When the president says that he wants the government to pay for everyone to go to 2 years of community college what he is really saying is that he wants you to pay for everyone to go to community college. There is no “free” college. There is no “free” anything. Everything has a cost and I have to pay for college for 3 kids of my own in the not so distant future already. I don’t need yet another bill just because the president wants to throw some gifts to folks who voted for him.
By Ron Paul
The political class breathed a sigh of relief Saturday when the US Senate averted a government shutdown by passing the $1.1 trillion omnibus spending bill. This year’s omnibus resembles omnibuses of Christmas past in that it was drafted in secret, was full of special interest deals and disguised spending increases, and was voted on before most members could read it.
The debate over the omnibus may have made for entertaining political theater, but the outcome was never in doubt. Most House and Senate members are so terrified of another government shutdown that they would rather vote for a 1,774-page bill they have not read than risk even a one or two-day government shutdown.
Those who voted for the omnibus to avoid a shutdown fail to grasp that the consequences of blindly expanding government are far worse than the consequences of a temporary government shutdown. A short or even long-term government shutdown is a small price to pay to avoid an economic calamity caused by Congress’ failure to reduce spending and debt.

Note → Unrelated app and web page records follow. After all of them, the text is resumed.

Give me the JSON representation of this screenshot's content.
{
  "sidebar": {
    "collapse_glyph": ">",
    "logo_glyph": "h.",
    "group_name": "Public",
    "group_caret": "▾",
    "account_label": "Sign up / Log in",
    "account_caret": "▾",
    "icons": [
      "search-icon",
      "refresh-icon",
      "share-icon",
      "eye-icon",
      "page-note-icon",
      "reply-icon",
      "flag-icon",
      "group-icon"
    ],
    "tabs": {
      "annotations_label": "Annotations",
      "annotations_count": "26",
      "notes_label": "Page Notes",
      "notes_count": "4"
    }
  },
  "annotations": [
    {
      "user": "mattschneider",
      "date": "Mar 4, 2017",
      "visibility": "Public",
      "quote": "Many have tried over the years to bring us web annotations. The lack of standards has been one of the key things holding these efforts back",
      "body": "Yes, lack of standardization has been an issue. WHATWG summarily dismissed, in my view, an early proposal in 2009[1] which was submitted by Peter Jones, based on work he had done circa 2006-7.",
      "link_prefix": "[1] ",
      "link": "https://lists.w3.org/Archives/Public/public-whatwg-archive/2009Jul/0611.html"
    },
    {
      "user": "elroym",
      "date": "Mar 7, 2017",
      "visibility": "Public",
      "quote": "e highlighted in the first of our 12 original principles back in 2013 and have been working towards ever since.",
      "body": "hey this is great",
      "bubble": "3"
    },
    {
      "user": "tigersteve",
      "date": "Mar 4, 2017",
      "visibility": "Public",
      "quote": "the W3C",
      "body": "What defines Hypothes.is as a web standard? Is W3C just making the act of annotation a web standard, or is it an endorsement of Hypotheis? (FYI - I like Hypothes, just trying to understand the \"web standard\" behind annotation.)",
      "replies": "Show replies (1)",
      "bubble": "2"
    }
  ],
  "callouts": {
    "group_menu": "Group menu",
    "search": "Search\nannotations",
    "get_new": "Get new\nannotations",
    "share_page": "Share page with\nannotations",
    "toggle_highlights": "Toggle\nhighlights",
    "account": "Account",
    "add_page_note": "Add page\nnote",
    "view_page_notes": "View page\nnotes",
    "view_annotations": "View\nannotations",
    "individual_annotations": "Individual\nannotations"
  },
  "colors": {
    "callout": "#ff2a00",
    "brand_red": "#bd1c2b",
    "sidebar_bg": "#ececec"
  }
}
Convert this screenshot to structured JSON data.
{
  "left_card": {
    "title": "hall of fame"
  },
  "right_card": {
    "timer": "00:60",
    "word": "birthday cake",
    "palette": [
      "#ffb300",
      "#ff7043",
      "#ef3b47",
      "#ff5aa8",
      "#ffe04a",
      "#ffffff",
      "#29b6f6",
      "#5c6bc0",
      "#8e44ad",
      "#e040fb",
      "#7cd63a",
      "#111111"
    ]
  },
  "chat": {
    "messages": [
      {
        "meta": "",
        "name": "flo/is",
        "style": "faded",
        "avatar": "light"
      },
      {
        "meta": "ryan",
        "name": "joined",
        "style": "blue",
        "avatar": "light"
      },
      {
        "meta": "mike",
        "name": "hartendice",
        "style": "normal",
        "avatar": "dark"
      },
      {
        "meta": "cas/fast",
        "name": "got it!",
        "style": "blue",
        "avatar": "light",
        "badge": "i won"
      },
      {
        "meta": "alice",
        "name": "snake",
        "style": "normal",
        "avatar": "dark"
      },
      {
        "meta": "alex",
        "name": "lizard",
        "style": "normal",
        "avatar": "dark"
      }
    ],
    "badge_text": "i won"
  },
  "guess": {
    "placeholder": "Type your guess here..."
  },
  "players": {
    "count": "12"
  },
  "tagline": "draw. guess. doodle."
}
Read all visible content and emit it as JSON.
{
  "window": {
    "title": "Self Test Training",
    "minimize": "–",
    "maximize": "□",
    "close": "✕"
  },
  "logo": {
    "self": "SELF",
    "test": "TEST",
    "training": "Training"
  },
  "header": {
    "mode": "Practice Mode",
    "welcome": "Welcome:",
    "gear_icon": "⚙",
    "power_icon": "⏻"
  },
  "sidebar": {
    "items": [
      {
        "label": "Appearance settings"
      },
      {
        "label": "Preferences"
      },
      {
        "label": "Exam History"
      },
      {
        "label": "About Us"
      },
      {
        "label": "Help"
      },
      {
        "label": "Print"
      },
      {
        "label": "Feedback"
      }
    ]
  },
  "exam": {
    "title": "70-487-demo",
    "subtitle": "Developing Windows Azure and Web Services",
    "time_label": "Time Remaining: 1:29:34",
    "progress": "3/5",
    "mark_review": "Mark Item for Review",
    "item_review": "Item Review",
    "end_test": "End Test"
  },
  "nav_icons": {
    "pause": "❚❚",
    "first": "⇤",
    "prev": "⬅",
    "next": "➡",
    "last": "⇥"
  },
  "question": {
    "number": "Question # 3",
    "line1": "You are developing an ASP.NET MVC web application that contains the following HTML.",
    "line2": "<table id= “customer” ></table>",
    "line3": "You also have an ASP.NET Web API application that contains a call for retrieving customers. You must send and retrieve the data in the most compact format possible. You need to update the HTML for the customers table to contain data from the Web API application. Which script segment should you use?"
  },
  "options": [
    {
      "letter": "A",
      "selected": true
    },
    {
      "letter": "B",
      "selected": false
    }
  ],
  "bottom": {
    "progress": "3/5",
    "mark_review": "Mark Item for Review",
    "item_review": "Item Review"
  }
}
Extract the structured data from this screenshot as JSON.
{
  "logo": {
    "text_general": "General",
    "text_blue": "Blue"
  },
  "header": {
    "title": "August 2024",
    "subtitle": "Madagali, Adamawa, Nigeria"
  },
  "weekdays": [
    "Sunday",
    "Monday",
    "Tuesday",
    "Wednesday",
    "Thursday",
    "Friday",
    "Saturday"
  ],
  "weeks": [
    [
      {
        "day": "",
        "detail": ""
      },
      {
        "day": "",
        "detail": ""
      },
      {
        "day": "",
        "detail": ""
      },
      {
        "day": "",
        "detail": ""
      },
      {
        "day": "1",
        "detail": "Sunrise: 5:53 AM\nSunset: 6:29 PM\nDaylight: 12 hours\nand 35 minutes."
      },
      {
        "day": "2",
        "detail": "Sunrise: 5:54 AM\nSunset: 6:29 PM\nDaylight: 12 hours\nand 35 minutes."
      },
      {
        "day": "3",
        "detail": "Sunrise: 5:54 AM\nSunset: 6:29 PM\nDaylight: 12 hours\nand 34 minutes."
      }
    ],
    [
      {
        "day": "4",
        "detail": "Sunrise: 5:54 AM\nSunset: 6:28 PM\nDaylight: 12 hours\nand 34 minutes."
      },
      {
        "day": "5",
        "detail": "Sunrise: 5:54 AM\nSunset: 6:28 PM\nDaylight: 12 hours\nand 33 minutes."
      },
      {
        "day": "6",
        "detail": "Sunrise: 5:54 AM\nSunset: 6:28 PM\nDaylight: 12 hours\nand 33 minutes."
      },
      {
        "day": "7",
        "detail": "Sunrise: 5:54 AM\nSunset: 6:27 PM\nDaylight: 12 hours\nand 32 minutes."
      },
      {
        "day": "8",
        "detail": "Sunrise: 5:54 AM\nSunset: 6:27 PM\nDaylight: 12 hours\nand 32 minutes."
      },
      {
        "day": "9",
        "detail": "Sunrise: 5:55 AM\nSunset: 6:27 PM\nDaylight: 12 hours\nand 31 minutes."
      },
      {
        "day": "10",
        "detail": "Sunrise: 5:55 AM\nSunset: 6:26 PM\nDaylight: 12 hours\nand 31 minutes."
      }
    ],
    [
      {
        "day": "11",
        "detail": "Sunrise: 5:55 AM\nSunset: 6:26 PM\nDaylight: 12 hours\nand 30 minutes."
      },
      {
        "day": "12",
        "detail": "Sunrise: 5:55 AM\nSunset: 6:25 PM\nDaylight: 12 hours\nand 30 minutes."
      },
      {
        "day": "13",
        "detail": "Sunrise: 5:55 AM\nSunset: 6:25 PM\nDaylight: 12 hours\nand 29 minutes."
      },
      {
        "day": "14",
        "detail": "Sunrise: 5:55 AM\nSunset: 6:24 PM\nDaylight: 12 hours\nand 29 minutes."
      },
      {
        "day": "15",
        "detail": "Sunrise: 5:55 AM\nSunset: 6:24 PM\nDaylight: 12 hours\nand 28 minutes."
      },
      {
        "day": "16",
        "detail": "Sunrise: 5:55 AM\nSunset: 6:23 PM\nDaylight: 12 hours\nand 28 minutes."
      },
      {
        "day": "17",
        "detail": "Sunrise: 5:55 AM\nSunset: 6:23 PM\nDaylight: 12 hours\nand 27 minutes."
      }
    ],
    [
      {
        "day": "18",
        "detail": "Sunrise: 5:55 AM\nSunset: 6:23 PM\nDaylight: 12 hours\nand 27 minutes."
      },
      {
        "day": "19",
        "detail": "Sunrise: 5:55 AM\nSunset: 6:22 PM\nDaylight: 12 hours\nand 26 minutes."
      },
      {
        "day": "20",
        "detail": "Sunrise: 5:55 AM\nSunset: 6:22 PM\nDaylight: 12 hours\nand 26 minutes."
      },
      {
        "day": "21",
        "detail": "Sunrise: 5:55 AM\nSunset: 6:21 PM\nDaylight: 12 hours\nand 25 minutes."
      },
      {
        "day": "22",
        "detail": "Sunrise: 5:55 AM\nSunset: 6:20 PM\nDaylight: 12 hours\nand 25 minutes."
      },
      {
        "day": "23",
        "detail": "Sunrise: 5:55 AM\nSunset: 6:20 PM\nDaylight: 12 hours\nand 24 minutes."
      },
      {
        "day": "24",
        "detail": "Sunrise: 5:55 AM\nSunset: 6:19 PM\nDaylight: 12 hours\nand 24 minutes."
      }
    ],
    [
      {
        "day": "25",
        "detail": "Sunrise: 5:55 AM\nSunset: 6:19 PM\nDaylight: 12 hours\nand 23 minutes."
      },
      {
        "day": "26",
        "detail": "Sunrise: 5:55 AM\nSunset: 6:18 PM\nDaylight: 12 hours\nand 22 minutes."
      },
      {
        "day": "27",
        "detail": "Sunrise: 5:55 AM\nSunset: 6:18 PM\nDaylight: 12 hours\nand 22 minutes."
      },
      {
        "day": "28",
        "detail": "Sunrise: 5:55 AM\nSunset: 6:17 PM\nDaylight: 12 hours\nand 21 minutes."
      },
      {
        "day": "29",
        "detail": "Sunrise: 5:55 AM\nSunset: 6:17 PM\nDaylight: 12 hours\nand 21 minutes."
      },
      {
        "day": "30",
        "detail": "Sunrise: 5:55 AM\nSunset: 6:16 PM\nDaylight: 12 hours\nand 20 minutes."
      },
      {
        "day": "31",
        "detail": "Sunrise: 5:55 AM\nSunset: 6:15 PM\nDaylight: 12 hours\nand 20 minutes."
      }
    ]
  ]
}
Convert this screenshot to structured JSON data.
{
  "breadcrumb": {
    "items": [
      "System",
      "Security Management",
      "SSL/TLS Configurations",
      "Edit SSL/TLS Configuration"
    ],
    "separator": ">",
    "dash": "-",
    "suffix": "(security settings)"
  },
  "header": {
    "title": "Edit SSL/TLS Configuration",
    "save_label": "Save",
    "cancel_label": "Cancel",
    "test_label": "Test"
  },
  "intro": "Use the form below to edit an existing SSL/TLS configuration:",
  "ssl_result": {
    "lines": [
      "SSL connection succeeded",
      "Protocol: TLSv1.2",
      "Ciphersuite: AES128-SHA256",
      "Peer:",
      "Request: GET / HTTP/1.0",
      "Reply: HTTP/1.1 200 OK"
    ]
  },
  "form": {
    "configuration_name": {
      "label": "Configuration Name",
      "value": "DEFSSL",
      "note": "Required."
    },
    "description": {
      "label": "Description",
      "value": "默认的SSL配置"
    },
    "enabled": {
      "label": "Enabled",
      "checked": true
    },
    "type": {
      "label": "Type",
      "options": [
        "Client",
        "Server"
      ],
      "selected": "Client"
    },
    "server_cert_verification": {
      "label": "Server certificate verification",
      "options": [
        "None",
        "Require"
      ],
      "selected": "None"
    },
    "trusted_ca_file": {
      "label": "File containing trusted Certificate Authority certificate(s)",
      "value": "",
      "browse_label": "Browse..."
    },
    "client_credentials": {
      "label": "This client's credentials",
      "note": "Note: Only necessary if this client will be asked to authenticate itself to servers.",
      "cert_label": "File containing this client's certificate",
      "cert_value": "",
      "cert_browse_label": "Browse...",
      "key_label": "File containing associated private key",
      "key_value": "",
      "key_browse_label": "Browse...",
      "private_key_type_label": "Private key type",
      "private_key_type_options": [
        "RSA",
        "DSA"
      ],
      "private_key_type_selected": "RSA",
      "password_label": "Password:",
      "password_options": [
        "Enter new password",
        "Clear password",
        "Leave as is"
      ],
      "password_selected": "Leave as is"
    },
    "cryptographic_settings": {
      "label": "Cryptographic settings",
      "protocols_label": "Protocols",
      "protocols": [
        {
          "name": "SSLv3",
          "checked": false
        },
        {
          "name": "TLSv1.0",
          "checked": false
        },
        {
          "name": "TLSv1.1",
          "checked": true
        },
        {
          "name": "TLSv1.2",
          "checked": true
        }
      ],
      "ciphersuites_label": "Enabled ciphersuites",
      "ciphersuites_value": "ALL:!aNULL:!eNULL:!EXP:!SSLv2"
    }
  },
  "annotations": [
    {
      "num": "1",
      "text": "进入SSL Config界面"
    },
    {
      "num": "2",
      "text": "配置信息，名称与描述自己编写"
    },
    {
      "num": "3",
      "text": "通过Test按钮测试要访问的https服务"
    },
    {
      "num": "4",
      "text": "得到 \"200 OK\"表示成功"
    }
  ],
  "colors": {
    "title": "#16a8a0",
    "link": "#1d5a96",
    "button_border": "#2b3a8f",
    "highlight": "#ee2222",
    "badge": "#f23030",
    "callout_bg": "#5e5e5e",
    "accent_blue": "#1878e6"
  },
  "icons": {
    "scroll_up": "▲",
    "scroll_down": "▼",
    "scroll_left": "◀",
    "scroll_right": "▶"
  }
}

When I was in college one of the first op-eds I ever wrote was on Social Security in the college newspaper. I argued that with the the baby boom generation getting ready to retire (this was the late 1990s) we college students (of a smaller generation) faced a real problem. There were going to be an awful lot of retirees out there counting on Social Security with fewer people actively contributing to the general economy. (And to Social Security.)
The argument I made was of course not solely my own. Many people had made the argument before me and many people have since. I said that we needed to radically reform Social Security and phase it out over a few years.
Sweden, as the attached video explains is like a club or a small town. Everyone speaks the same language (which is only spoken in Sweden). People share the same religion. They share, for the most part the same ethnicity. So the Swedish welfare state model is a cozy one without much of the pluralistic strife endemic to the United States or for that matter other countries like India or Brazil.
Everyone knows your name in Sweden, and that name is Sven.
For a large swathe of the middle of the country the recession lingers on big time. But a couple of other things to consider as we look at these numbers is the degree to which food stamps have become deeply ingrained in the very culture of some areas, and also the degree to which a low cost of living in some parts means that a larger portion of the population qualifies for such assistance. The two factors probably compound each other. Then a poor economy just amplifies the dependence even more.
I can’t argue with Will on this. We should be ashamed of ourselves. We have allowed profligate spending. We borrow to pay our current bills. We elect people who year after year expand government and who pass laws which reduce our liberty and fundamentally our very humanity. It is we who have allowed this to happen.
On illegal immigration I am of mixed opinion. On the one hand I believe that someone who is willing to work hard and to contribute to society and the economy, who is looking to make a better life for him or herself and his or her family is someone we should welcome to our country. We should respect the pursuit of happiness.
On the other hand we should also respect the rule of law, and for good or ill, we have immigration laws in this country.
Fifty years after President Johnson launched his “war on poverty,” it is time to stop pretending and start doing something real for the poor.